## BRIEF
Extract every line of the material that holds the string "wildcards".

(INFORMATION GIVEN Opens)

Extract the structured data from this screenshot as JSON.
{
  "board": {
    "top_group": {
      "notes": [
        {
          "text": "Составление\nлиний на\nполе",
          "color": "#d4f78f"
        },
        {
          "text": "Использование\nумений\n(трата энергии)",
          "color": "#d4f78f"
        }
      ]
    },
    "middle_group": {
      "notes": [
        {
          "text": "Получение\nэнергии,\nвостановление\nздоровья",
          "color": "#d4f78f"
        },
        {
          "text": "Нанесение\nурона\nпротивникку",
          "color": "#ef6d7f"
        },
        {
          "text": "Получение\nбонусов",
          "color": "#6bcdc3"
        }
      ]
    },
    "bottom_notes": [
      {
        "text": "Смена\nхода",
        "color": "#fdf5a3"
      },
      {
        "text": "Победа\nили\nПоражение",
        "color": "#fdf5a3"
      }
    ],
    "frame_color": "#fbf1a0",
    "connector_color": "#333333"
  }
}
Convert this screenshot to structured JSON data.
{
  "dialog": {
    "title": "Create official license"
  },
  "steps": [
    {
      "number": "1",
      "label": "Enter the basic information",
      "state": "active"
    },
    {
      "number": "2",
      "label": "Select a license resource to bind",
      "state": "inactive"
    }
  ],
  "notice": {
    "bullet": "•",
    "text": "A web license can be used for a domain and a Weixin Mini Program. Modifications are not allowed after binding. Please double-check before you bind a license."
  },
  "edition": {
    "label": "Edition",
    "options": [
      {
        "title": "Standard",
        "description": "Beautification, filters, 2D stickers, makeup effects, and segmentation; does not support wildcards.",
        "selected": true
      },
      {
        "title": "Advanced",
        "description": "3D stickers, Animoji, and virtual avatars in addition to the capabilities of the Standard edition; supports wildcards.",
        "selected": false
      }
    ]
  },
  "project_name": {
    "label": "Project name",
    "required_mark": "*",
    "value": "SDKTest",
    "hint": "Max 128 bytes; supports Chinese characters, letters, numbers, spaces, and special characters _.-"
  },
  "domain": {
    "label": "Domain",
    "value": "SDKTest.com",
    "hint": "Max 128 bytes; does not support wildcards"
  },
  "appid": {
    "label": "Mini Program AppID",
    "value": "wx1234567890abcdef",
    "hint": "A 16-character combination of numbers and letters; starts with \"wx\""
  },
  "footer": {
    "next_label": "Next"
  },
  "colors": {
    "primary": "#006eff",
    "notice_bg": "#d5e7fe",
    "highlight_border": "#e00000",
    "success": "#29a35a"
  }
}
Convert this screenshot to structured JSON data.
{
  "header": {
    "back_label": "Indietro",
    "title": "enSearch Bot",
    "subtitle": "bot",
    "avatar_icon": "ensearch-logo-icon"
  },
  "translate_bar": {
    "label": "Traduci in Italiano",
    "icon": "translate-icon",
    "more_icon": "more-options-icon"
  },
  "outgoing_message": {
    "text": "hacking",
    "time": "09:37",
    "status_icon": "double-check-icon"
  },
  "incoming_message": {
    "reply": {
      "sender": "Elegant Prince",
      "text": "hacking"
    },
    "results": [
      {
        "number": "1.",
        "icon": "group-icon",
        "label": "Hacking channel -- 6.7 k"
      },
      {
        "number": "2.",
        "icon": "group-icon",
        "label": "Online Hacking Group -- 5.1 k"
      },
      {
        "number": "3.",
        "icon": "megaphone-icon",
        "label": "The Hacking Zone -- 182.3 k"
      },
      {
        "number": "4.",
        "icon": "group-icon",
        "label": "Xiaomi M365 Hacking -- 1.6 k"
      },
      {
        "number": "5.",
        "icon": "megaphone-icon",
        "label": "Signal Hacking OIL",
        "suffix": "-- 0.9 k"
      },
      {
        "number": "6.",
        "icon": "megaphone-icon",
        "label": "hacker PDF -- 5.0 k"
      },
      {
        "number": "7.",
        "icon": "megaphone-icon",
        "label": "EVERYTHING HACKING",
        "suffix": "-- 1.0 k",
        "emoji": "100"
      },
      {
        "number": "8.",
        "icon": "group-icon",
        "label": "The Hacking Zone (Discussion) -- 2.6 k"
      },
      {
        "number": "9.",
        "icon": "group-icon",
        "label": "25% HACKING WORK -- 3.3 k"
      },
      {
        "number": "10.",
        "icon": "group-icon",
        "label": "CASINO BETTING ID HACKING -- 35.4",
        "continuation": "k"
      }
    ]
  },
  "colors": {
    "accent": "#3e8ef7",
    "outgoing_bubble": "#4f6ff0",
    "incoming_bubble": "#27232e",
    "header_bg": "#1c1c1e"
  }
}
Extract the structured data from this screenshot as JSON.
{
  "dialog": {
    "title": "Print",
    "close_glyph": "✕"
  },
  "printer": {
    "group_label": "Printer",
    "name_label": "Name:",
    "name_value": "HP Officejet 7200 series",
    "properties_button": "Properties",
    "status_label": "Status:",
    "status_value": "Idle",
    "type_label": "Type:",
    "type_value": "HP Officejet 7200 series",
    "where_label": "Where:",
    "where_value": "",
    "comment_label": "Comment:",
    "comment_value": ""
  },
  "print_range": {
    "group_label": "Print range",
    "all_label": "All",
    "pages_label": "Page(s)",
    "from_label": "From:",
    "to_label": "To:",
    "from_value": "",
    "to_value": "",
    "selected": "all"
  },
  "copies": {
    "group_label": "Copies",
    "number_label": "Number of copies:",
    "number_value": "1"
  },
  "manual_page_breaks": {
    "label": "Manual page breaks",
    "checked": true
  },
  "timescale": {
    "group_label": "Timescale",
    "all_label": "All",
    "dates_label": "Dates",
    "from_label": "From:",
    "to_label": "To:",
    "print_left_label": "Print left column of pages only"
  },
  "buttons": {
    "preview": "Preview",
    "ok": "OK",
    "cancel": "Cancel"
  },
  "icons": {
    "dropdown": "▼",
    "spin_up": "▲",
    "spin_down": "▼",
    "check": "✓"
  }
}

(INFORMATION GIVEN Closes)

## EXERCISE RESPONSE
        "description": "Beautification, filters, 2D stickers, makeup effects, and segmentation; does not support wildcards.",
        "description": "3D stickers, Animoji, and virtual avatars in addition to the capabilities of the Standard edition; supports wildcards.",
    "hint": "Max 128 bytes; does not support wildcards"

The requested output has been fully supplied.